There’s been some discussion in the previous thread over whether or not Russian religiosity has increased since the end of the USSR, when for obvious reasons people weren’t polled on these questions.
It’s quite obvious to me that religiosity has increased.
1. Personal observations: Church services in provincial Russia 15 years ago – almost all elderly woman; today – still mostly elderly woman, but now joined by elderly men, middle-aged women, some families.
2. More and more churches are getting built.
3. The rise of Russian religiosity has been observed in many sociological works. It is not exactly a controversial theory.
Still, I agree that we need hard numbers.
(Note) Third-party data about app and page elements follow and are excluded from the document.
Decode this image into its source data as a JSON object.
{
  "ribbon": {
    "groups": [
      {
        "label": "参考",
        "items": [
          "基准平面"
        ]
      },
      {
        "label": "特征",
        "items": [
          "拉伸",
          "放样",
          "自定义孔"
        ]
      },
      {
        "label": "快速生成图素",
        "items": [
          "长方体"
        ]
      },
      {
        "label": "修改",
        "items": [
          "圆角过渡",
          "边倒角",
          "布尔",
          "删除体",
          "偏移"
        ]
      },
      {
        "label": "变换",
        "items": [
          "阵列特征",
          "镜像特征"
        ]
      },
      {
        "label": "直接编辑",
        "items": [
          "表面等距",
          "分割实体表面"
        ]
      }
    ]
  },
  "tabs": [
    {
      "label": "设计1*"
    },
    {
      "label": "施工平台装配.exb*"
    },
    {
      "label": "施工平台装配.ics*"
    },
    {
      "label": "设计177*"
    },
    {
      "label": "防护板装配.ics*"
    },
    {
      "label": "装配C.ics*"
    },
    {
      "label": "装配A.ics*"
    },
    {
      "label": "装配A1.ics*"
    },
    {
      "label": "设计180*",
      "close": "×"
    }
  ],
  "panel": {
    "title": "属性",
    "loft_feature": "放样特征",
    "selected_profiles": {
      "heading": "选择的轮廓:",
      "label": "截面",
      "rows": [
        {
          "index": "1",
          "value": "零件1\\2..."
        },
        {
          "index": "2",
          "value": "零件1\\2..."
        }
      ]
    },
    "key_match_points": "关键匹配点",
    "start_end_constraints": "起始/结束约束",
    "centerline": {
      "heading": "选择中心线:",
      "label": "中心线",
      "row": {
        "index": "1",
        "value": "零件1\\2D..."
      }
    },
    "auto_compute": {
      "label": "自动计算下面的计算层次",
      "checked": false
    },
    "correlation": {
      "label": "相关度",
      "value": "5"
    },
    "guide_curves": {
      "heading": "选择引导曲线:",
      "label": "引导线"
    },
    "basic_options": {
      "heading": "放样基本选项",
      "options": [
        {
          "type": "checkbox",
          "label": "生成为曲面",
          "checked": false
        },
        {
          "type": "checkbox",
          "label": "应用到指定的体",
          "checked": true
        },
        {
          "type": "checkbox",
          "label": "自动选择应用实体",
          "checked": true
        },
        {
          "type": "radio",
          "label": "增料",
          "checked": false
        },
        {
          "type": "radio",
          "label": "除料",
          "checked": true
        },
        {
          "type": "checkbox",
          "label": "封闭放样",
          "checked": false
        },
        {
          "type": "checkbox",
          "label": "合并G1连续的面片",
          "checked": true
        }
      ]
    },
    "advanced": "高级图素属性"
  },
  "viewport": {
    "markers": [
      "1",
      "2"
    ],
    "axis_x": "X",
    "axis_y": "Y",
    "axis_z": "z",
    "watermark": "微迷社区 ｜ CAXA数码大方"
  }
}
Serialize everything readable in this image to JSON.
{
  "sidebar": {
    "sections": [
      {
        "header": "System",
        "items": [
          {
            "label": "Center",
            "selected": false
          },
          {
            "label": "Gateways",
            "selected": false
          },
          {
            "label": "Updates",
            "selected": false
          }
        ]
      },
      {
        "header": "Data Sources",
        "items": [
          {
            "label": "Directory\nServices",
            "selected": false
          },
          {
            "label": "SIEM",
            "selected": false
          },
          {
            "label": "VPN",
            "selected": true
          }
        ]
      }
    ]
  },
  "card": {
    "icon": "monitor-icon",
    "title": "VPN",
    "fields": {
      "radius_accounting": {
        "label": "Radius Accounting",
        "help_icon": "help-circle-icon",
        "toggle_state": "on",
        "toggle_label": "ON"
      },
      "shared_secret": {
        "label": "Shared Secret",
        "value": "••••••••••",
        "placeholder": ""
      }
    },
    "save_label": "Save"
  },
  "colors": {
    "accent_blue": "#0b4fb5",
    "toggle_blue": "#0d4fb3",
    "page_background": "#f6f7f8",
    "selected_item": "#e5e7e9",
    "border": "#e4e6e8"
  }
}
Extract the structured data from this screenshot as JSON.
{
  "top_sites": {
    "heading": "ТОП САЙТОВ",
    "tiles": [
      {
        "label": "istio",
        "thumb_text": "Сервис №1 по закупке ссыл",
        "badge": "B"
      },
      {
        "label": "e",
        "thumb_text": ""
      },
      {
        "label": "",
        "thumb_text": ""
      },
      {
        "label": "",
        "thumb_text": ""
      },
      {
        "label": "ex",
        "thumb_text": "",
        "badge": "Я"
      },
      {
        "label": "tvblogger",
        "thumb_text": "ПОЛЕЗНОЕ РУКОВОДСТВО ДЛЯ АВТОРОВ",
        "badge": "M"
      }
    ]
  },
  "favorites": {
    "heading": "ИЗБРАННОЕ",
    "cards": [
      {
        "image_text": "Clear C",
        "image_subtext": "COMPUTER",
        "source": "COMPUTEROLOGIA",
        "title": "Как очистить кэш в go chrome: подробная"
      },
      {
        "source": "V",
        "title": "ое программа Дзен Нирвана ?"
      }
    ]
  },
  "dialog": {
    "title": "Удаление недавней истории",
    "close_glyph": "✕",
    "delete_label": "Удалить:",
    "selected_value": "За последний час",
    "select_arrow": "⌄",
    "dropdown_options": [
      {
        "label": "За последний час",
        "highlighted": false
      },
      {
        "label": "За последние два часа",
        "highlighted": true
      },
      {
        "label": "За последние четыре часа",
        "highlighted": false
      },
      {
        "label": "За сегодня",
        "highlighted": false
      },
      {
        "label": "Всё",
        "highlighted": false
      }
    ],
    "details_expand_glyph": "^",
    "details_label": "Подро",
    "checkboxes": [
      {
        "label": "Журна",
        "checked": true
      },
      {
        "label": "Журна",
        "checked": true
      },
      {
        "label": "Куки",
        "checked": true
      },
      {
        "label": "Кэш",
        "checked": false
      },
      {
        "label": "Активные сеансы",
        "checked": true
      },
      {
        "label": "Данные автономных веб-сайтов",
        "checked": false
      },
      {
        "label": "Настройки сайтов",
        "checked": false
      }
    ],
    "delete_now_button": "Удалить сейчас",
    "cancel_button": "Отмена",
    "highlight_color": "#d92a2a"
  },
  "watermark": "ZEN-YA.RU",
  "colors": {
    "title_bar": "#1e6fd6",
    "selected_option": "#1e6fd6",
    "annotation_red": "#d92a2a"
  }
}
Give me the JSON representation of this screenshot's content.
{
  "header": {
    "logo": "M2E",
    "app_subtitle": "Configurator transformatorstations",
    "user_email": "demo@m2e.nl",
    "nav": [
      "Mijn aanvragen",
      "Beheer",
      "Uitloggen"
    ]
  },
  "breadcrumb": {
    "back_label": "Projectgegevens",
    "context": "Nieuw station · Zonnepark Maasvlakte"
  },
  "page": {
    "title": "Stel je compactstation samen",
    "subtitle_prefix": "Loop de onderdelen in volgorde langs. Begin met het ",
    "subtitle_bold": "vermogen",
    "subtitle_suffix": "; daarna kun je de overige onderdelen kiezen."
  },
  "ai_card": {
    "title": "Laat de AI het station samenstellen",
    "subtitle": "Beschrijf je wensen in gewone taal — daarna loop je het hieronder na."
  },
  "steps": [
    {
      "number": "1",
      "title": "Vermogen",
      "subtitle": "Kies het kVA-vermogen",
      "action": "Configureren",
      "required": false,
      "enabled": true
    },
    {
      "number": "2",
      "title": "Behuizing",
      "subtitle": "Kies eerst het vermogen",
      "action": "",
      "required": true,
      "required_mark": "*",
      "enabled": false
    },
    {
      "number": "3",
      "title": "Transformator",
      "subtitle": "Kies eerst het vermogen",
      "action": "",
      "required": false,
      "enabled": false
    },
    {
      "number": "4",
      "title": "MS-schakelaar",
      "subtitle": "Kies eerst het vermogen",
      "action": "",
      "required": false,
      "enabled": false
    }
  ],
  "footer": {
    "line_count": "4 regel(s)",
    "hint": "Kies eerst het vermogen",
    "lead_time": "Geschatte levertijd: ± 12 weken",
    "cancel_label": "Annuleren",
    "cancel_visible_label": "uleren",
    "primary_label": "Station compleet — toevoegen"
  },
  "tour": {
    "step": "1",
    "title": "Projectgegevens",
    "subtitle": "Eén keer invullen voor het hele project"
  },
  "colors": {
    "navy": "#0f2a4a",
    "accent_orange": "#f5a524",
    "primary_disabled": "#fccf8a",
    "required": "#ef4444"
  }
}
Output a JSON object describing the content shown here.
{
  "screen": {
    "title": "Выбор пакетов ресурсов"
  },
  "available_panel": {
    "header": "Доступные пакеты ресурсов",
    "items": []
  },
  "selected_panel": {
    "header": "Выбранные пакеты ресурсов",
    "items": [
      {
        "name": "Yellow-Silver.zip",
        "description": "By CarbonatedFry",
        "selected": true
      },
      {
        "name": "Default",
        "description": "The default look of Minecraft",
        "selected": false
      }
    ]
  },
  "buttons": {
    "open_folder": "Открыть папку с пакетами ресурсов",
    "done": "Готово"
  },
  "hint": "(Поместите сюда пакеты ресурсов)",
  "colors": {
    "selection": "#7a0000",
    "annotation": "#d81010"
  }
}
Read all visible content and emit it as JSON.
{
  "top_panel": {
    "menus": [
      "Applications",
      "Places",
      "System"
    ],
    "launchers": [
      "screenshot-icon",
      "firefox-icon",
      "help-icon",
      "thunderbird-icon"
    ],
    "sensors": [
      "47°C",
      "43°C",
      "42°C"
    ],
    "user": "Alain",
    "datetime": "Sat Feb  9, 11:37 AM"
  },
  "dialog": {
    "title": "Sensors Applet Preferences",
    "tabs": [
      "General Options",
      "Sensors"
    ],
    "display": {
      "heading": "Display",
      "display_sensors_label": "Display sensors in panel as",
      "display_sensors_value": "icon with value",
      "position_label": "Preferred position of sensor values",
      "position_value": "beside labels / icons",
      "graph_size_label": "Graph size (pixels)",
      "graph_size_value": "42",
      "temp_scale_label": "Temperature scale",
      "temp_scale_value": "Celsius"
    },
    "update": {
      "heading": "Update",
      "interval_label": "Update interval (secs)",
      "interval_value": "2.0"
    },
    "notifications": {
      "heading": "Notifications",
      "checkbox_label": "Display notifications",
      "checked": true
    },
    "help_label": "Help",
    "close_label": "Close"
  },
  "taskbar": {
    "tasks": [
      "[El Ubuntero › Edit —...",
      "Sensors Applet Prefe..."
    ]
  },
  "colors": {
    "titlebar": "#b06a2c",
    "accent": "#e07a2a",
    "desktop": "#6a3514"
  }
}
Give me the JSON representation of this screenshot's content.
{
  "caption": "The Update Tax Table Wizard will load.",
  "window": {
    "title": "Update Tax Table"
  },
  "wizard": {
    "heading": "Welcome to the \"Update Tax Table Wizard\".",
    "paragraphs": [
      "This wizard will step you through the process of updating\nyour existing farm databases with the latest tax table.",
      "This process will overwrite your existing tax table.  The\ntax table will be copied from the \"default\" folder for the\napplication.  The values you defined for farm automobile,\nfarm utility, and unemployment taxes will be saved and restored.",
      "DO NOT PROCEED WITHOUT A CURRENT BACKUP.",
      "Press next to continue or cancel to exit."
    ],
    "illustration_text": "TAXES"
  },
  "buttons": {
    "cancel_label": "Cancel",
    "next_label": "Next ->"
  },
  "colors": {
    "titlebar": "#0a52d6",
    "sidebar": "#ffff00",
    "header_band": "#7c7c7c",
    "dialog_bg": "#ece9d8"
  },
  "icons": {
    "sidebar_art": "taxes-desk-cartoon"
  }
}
Fortunately, the World Values Survey does “waves” of opinion polls once every five years across a broad swathe of the world’s countries on all sorts of questions.
Here are Russia’s results in comparative perspective.
Belief in God
Percentage of Russians believing in God has more than doubled since the early 1990s.
Importance of God in your life (/10)
On average, Russians went from rating the importance of God from 4.0/10 to 6.7/10 from 1992 to 2012, an almost three point increase. In contrast, the United States – which has become markedly more secular in the past decade according to both my observations and opinion polls – only dropped by one point between 1992 and 2012 (though I suspect the fall has continued and maybe even accelerated since 2012).
In the longterm, I expect Russia’s figures to converge with Poland’s, which is to the contrary secularizing (and becoming more socially liberal).
Anyhow, I think we can consider this question answered.